- [Action item]: Each line in the entries below that holds the string "true" is to be listed.

[Interface dataset entries]
☆ ☆ ☆

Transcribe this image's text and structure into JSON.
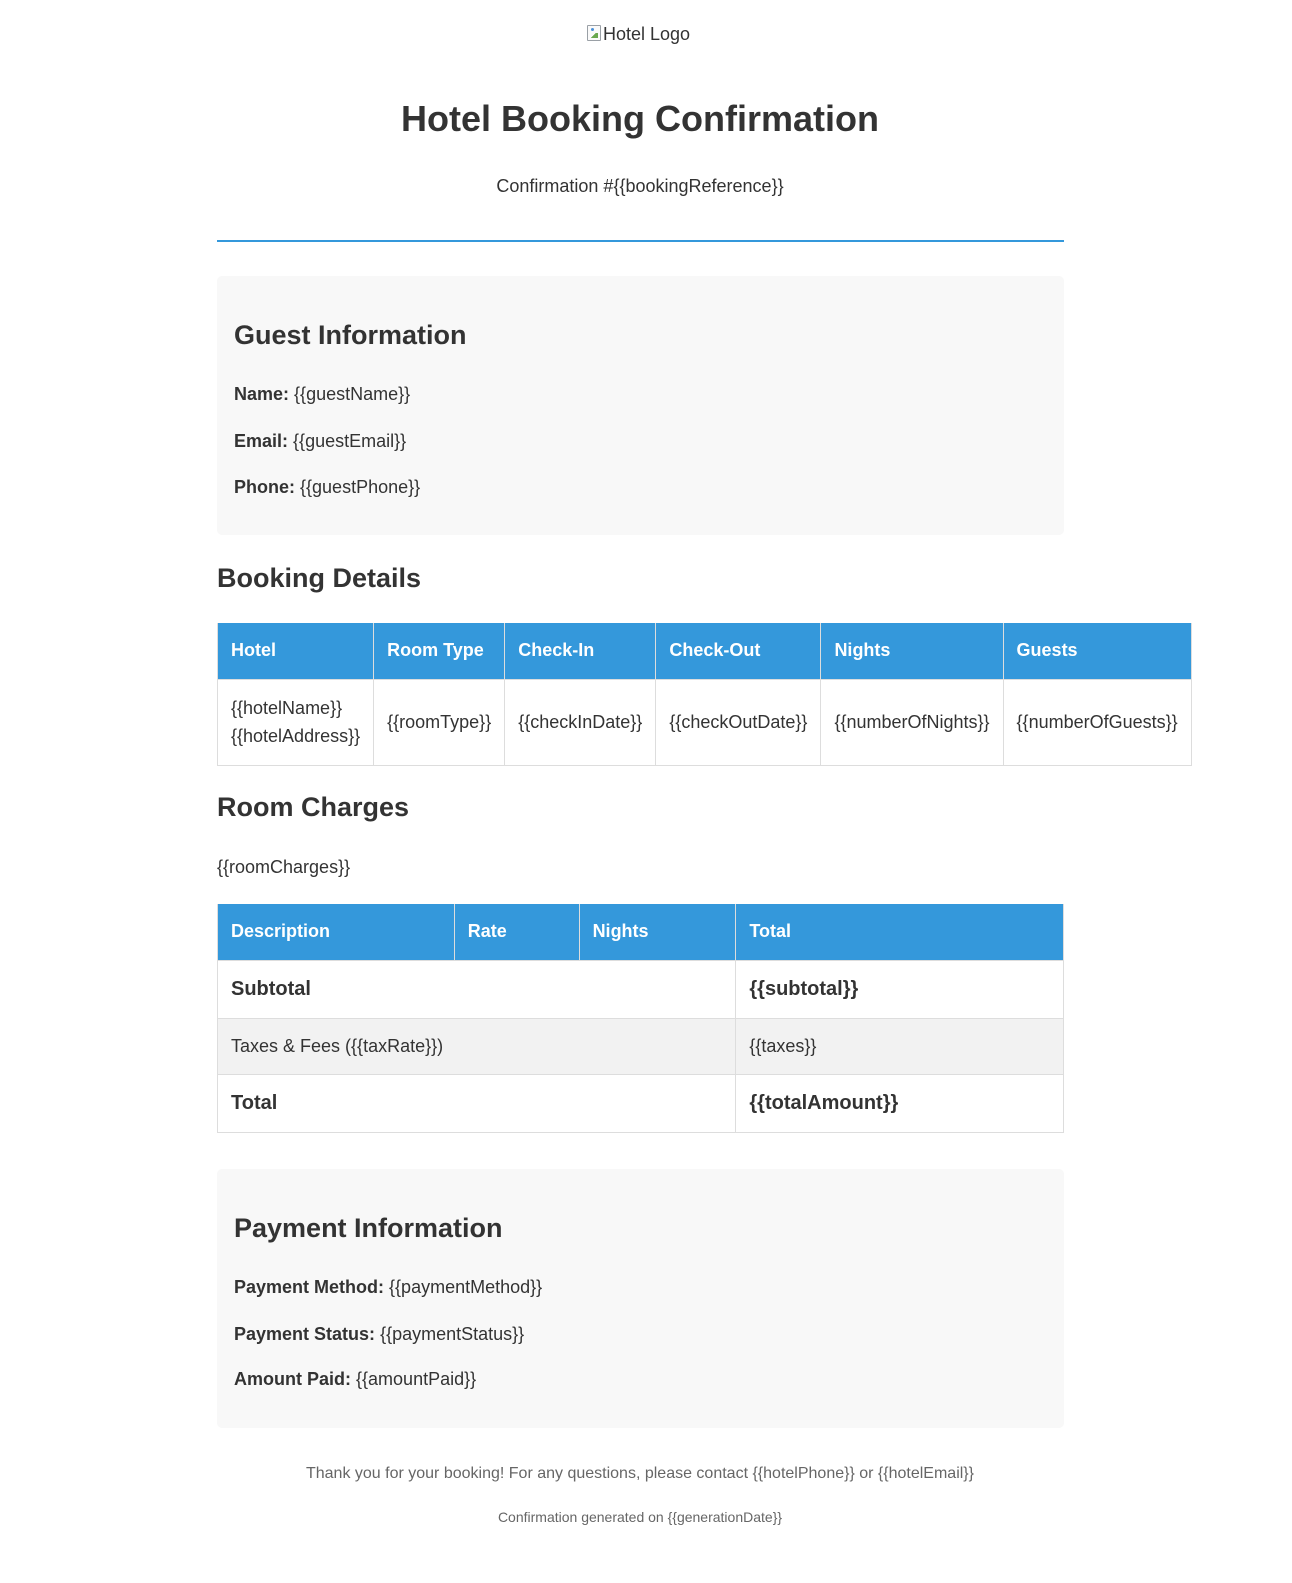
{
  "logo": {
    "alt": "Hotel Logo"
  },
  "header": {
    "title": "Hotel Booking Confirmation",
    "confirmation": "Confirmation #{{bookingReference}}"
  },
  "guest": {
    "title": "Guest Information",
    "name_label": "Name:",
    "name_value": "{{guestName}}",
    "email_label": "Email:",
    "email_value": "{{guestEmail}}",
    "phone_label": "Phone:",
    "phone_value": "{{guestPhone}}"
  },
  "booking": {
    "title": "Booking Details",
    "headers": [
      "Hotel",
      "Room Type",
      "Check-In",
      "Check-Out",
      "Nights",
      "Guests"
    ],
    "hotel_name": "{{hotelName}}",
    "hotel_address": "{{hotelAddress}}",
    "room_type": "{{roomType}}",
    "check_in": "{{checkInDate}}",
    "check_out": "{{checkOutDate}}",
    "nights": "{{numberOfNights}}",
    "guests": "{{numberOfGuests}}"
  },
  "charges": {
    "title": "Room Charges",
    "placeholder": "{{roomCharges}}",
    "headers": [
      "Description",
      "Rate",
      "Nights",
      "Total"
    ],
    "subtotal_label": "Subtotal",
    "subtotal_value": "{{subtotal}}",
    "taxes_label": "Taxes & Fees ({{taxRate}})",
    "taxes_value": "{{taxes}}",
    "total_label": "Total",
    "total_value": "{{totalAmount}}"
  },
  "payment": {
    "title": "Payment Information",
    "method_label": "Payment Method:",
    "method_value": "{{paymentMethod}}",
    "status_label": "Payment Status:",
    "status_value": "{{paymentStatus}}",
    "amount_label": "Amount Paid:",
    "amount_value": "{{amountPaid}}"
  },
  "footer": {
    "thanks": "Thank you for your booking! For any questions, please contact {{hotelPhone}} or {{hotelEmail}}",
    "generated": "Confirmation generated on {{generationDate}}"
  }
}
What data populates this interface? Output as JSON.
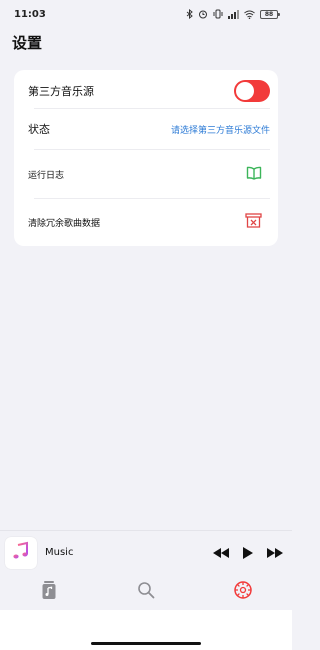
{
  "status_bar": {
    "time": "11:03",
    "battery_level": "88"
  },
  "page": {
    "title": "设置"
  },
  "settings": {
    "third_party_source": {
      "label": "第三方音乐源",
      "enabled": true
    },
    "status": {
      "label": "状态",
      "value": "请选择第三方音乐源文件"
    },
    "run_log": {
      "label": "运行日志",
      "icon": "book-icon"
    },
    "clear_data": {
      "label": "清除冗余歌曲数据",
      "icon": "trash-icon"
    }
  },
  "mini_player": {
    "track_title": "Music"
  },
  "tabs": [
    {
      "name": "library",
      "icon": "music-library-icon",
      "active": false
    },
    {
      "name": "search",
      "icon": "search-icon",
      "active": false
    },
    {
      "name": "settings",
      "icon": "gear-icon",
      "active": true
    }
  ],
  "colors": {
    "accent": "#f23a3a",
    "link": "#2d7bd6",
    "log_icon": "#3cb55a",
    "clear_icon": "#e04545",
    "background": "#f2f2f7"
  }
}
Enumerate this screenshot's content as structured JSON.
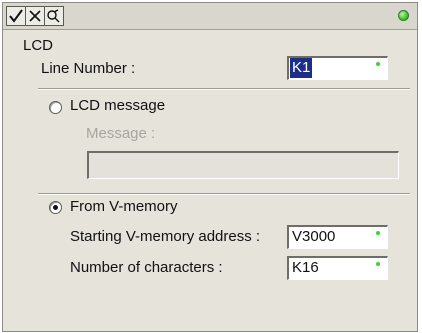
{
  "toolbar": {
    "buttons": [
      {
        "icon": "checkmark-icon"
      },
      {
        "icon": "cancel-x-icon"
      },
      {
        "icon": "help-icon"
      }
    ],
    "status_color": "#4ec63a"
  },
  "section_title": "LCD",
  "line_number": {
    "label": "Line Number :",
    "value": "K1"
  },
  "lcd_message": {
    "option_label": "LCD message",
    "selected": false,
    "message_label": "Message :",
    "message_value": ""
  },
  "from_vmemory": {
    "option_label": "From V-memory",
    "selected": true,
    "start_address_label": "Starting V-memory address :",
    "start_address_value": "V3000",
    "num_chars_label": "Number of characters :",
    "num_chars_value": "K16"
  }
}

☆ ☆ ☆

- [Output]:
      "enabled": true
      "active": true
    "selected": true,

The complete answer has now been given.